7 of 8 people found the following review helpful
Tim Keller does another wonderful job of communicating the truths of God in this devotional commentary on Mark. This is not an in depth, verse by verse exposition. Instead it takes each chapter of Mark and develops the themes that Mark was trying to convey about the life and ministry of Jesus Christ, the Son of God.
It is Keller's view, as well as most scholars, that Mark is merely the scribe for the Apostle Peter in the retelling of this the ministry of Christ. Thus you find the stories come with an eyewitness feel even though John Mark was not an eyewitness of the events. It is also believed that Mark was written for the Christians of the persecuted church in Rome, thus more for a Gentile audience than a Jewish audience. Further, Mark is the first of the Gospels that was written, but also the shortest. Mark doesn't spend time developing major story lines as much as just reporting what happened.
I have been amazed at how often Mark says, "immediately" to express how something happened. There is an urgent feel to the work and Keller does a good job of picking up on that.
Keller is a great communicator of the truth of God's word. While we would often say he brings new light to this material I would prefer to say that he gives us the ability to connect in new understanding to this material. There is nothing new here, just the newness of a great communicator who has wrestled with the text and given us an explanation that is rich yet easy to understand.
Read through the Gospel of Mark in one sitting, it shouldn't take you overly long even if you are a slow reader. Then go back and start in on Keller's book and you will be refreshed by the insights that you gain and the understanding you pick up about the different stories that are related.

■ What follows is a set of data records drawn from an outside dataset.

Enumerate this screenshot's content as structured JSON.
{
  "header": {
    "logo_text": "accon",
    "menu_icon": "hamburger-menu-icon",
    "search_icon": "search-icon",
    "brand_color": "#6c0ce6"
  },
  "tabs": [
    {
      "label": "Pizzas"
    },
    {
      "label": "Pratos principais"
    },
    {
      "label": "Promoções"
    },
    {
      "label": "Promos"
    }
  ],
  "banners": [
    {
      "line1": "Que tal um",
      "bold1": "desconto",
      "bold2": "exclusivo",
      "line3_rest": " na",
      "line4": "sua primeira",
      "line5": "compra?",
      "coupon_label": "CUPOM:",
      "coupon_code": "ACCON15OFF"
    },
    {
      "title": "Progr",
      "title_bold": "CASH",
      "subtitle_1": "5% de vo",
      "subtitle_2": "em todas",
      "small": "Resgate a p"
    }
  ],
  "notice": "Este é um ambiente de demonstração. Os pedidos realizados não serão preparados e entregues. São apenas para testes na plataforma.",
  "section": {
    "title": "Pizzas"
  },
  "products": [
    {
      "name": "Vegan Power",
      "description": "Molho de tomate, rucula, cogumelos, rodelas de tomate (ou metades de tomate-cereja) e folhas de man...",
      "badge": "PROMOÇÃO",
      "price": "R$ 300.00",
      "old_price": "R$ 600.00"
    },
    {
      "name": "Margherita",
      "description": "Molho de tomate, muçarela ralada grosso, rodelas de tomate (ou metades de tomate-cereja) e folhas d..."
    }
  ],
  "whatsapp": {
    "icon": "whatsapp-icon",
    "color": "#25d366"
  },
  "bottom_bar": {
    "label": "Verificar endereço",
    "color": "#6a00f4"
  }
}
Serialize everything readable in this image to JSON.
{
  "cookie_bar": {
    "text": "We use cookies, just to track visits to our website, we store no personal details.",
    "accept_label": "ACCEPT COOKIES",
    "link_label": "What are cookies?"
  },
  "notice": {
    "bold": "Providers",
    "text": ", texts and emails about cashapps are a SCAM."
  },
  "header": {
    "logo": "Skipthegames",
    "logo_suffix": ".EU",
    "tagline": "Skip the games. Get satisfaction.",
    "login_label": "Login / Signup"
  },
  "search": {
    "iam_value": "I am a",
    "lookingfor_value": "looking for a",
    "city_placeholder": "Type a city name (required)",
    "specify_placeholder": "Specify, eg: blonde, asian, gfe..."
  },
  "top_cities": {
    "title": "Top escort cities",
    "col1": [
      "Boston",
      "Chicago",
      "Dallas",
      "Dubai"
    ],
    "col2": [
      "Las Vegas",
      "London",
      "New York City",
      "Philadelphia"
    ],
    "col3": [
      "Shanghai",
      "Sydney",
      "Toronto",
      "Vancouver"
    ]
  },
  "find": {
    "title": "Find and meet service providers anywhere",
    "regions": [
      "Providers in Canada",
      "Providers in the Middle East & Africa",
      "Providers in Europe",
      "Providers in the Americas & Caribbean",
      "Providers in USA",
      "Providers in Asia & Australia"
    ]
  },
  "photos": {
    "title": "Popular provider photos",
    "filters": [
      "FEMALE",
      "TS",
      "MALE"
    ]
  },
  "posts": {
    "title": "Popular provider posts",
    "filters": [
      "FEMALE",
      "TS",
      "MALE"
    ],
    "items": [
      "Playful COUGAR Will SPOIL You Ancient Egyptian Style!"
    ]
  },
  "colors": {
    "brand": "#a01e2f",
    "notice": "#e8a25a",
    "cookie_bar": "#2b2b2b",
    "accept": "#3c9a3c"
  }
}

I very much appreciate how Keller handles the story of the rich young ruler. He does not tell us that wealth is wrong, what he tells us is that our priorities of how we live our lives is what makes the difference. Jesus came to serve. He asks us to serve. To do that effectively we have to not be putting our trust in our wealth or our material belongings, instead we have to be committed to giving all that up if necessary to be able to love others the way that Christ loved us and calls us to love others.
Christ had all the wealth possible. He is God, He dwelled in the heavenly places, He had everything under his control. But he willingly gave all that up so that He could come and love us enough to die on a cross for us to present us to Himself as a bride without blemish. Christ understand fully what he was asking the rich young ruler to do, because He had done it.
That is just one short part of this wonderful book. You won't be disappointed with how Keller communicates and how he develops the theme that this King, Jesus came for a Cross not a throne.
3 of 3 people found the following review helpful
on April 18, 2011
This book brought tremendous insight into the teachings of Jesus and the significance of various Biblical events, using the Gospel of Mark as a guide. As one example, prior to reading this book nobody had ever explained to me the significance of the curtain tearing in the temple when Jesus died. Keller explains that this signified the removal of the barrier between people and God. If you ever scratched your head over the meaning of a Gospel event, this book can likely answer your questions. The subtitle of "The Story of the World in the LIfe of Jesus" is a bit misleading. I was expecting to read about the historical backdrop against which Jesus taught. Instead, the book explains Jesus' teachings in their historical context.